Insert pipettes gently into a jar filled with tap water for some time. After removal dip in a jar of dissolved detergent or chromic acid and after soaking for sufficient time (several hours) run deionised water both outside and inside. Wipe outside with lint free tissue. Allow to dry.
Culture tubes and Petri dishes
Microbiological studies required use of culture tubes and Petri dishes. Sterilize before cleaning in the autoclave for 20 – 30 minutes at 121 degrees centigrade and 15 psi pressure. Empty the contents and adopt general cleaning practices as for other glassware.
Cleaning after use of different types of chemicals
Commonly you would encounter aqueous or non-aqueous samples in laboratory analysis.After using aqueous solutions you should wash glassware with tap water followed by rinsing 3 to 4 times with deionised water.In case of non-aqueous samples rinsing with ethanol or acetone is sufficient followed by 3 – 4 rinses with deionised water.
Strong acids and bases
Wear gloves and safety glasses for the cleaning operation.
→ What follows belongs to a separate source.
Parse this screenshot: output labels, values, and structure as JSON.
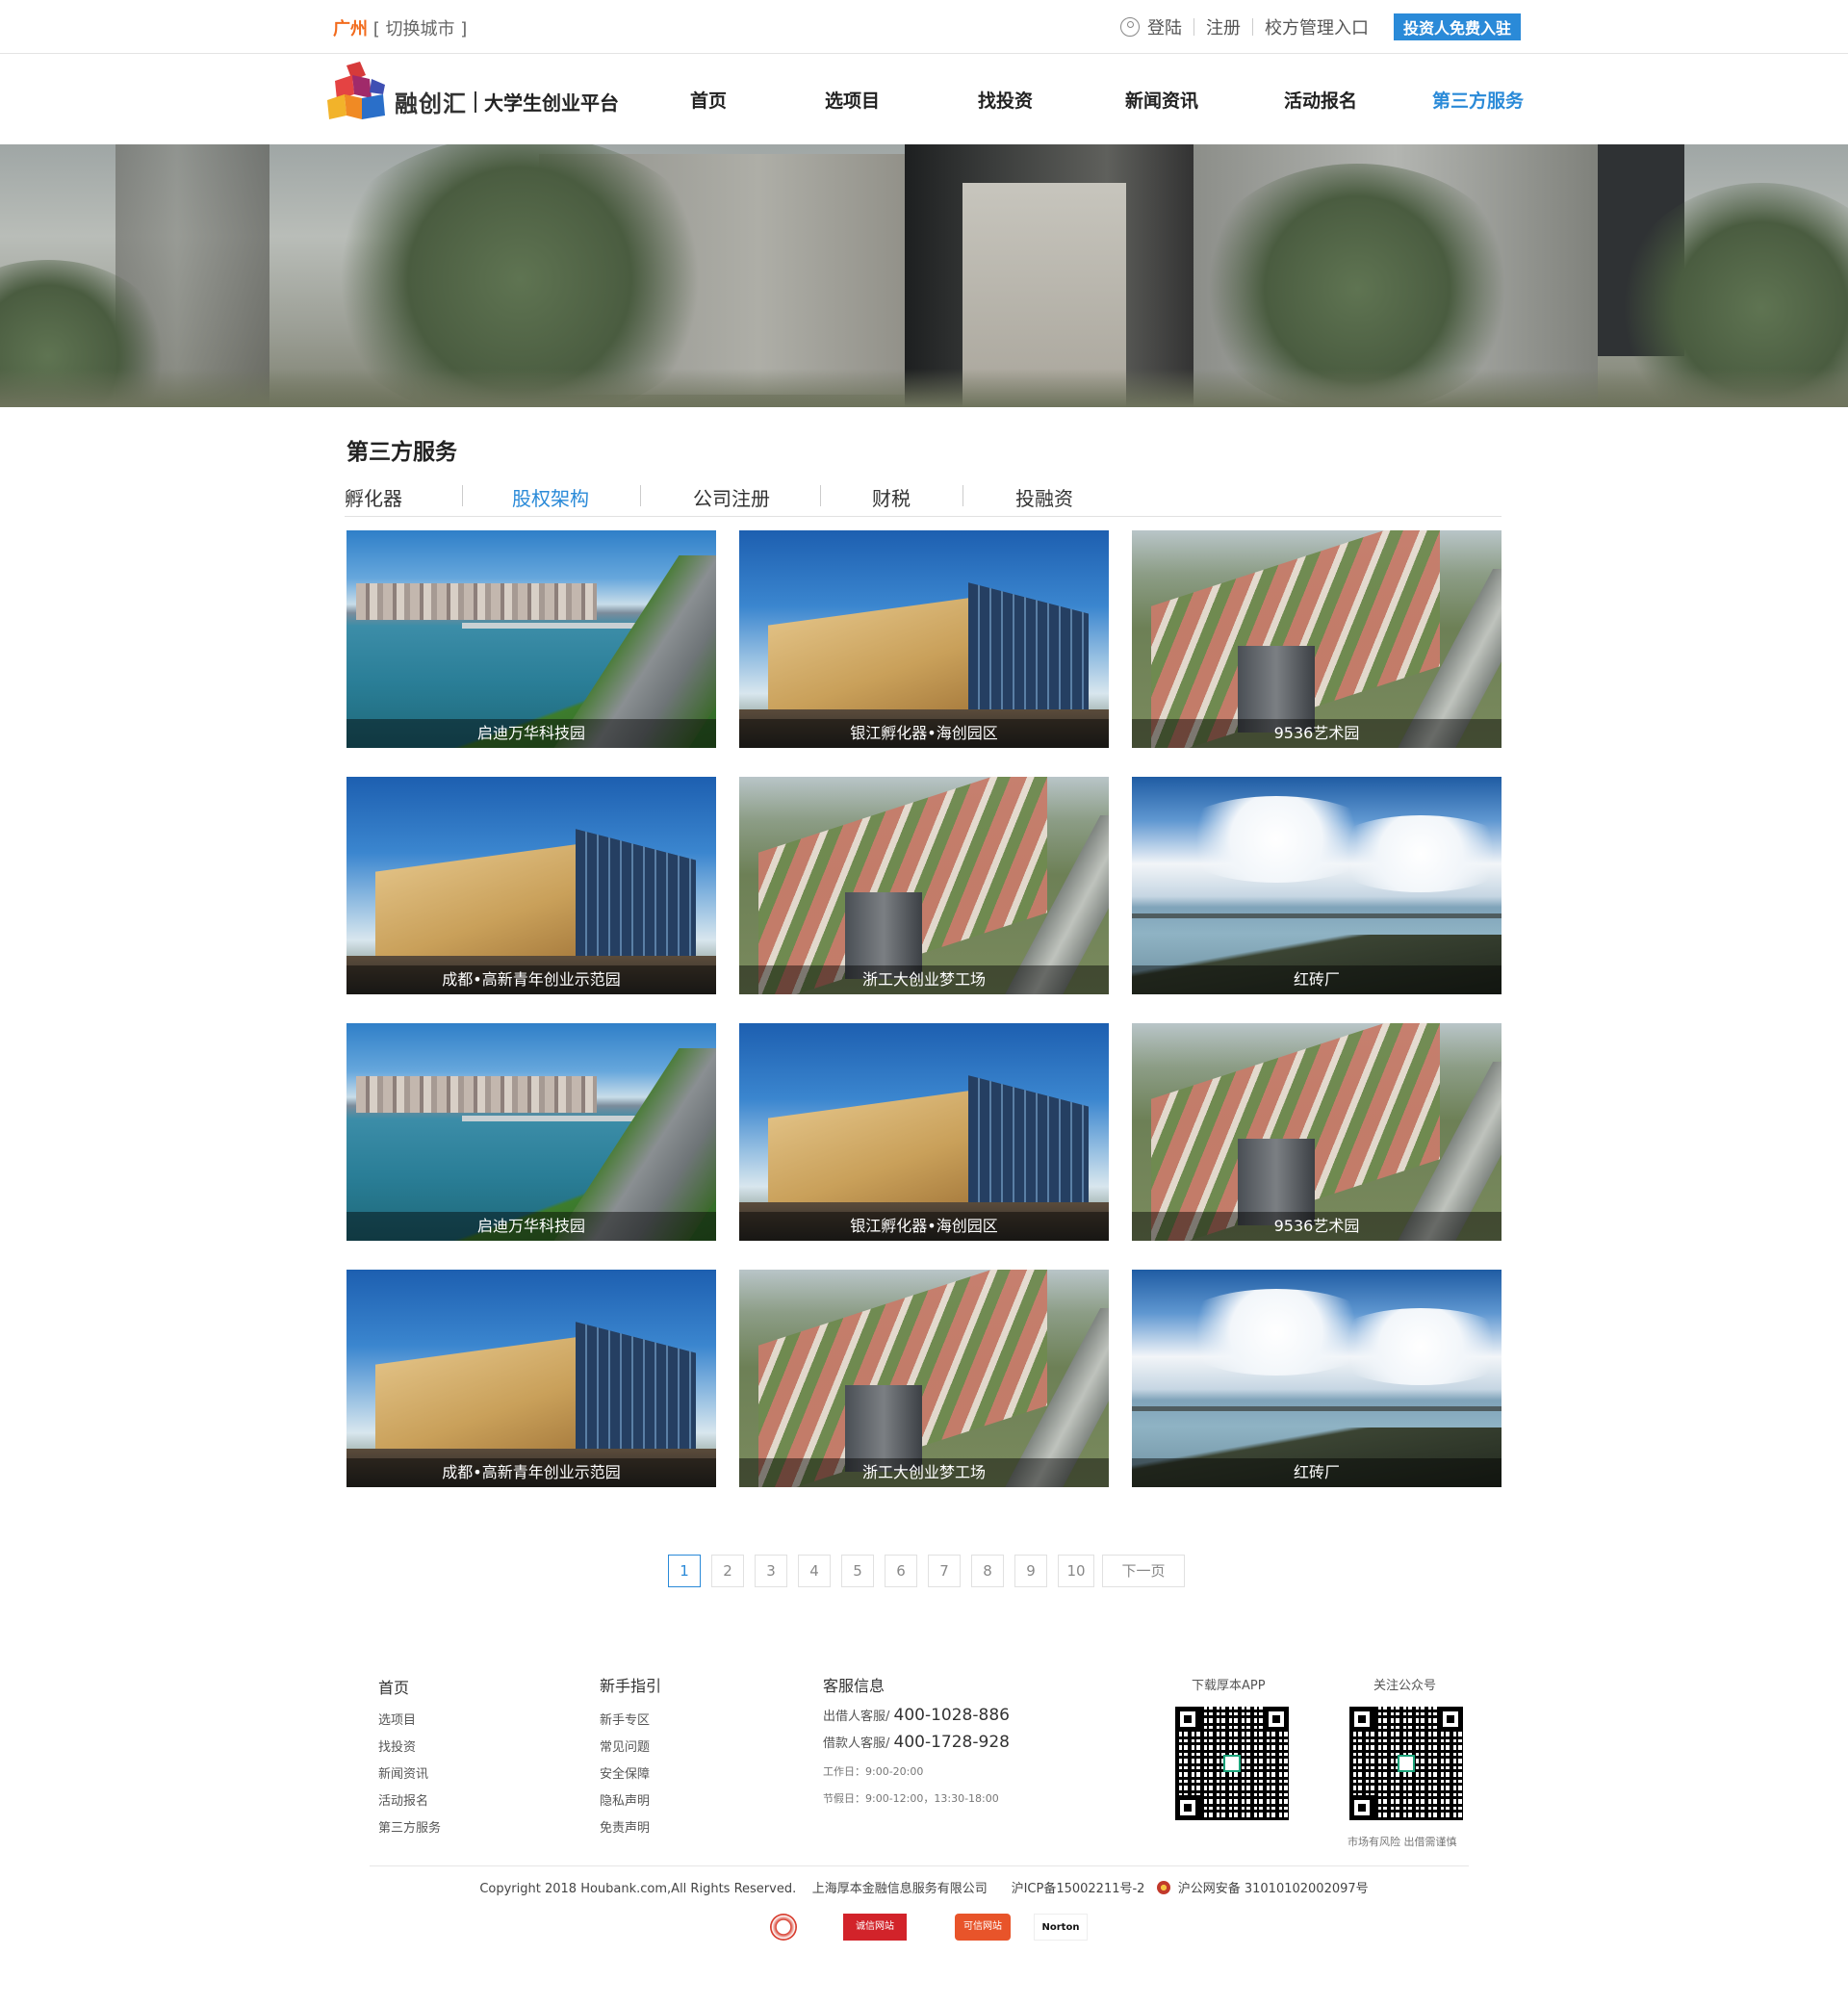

Rinse with several volumes of tap water in a fume hood followed by 3 to 4 rinses with deionised water
Weak acids and bases
Glassware used for handling weak acids or bases or dilute solutions of strong acids or bases can be rinsed with tap water followed by 3-4 rinses with deionised water
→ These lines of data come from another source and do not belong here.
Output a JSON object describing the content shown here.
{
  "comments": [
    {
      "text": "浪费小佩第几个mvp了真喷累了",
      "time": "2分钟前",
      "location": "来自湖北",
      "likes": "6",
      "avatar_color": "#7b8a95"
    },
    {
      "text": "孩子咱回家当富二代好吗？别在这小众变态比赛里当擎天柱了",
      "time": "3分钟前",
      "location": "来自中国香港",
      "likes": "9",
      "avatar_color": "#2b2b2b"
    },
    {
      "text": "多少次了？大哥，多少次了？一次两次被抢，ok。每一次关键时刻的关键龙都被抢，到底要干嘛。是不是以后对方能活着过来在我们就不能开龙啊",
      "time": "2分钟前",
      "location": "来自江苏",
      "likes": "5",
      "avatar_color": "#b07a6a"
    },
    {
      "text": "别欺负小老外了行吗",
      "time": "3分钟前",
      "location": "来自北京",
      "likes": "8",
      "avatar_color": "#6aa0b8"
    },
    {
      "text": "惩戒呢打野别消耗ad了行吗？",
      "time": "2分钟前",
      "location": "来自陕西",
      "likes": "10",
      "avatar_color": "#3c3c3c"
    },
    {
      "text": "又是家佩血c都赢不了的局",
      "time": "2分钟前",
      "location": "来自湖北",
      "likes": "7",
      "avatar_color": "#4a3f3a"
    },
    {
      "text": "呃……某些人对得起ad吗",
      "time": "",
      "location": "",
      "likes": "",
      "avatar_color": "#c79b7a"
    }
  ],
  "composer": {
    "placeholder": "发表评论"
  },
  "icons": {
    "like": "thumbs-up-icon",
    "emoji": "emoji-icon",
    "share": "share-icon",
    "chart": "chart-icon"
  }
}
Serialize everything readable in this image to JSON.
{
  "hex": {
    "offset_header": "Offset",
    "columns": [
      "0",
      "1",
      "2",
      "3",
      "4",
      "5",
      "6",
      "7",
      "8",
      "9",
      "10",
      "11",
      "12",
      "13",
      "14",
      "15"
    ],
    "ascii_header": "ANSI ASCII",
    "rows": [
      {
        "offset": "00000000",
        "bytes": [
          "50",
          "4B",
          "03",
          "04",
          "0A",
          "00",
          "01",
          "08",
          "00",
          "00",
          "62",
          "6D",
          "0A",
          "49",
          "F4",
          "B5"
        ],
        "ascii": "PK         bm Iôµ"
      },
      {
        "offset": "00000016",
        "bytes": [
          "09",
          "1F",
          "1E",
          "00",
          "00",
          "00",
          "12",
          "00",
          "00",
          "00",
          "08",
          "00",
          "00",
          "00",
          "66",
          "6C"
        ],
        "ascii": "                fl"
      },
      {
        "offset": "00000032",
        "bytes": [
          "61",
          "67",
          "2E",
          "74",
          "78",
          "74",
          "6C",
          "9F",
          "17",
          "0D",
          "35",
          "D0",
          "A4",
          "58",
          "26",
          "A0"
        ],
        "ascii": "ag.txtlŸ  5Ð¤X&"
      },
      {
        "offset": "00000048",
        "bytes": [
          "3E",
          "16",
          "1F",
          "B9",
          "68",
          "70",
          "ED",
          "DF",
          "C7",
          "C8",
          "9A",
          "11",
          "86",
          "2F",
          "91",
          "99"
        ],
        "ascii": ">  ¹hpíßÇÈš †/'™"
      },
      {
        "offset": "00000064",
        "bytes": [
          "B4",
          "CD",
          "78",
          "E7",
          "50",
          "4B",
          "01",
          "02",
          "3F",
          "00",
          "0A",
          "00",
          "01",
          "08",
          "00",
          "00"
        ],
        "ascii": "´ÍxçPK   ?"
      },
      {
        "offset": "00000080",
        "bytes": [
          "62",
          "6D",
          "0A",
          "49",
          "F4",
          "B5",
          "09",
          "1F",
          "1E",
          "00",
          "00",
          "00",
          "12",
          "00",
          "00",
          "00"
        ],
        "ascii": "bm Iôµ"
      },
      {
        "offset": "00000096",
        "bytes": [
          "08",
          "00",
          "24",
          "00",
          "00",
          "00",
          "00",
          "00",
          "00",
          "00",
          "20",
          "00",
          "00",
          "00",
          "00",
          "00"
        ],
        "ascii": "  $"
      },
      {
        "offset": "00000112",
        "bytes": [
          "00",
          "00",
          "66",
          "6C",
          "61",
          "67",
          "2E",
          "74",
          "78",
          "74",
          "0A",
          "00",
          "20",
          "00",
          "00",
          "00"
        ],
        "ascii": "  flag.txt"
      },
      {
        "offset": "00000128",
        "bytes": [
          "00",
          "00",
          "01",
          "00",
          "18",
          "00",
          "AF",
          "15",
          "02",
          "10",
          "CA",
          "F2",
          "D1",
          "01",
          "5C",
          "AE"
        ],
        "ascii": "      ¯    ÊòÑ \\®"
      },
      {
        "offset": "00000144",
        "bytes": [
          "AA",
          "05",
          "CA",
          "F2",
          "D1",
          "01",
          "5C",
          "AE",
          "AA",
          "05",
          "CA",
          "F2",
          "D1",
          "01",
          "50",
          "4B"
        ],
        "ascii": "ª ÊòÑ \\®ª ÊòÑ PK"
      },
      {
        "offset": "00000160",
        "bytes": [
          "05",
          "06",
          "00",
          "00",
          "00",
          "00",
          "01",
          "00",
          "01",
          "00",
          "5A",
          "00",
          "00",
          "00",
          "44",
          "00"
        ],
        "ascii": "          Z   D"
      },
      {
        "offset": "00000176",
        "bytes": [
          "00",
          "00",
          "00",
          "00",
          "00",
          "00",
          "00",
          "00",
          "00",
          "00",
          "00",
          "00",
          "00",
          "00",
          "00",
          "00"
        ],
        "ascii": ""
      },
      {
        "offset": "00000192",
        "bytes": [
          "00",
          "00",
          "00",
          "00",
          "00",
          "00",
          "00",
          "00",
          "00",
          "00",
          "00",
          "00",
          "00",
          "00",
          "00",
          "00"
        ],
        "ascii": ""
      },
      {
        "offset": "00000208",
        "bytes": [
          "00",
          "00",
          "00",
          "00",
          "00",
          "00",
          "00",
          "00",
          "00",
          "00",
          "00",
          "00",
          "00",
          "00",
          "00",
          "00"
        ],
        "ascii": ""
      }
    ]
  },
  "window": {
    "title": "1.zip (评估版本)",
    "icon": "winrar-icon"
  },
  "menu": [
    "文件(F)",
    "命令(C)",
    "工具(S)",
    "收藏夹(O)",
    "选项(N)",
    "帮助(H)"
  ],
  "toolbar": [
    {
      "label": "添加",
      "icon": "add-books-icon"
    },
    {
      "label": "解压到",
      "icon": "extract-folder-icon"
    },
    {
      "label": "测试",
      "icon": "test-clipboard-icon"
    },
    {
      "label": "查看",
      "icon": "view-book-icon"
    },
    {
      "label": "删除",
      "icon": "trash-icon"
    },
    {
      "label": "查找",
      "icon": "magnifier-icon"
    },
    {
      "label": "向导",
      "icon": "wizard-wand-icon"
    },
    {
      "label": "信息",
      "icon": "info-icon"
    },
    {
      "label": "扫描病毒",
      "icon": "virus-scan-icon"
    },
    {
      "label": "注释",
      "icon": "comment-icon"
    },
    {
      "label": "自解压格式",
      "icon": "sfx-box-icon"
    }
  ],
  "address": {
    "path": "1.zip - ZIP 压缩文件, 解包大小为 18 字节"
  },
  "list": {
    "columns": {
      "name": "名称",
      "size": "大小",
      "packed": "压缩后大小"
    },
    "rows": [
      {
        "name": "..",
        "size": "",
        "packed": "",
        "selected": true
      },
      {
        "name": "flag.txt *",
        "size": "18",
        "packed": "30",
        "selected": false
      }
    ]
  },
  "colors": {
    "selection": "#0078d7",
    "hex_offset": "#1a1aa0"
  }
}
Steam autoclaving for sterilization requires essential precautions:
- Remove closure caps, if any, before autoclaving
- Inspect glassware carefully for cracks. Autoclave crack free glassware only as cracked or chipped glassware can break during the process of sterilization.
- Allow the glassware to attain room temperature after autoclaving so as to avoid handling injuries or breakages.
- Only borosilicate glass items should be autoclaved. Bottles which are usually made from soda lime glass do not withstand the autoclave temperatures.
- The autoclave should be provided with auto cut-off in case there is accidental increase in temperature or pressure.
Take adequate precautions when cleaning laboratory glassware. Protection of eyes, hands and dress is essential so as to avoid cut injuries due to breakages, soap solution entry into eyes and causing irritation. Other harsh cleaning agents can cause skin burns or even produce toxicity through skin penetration.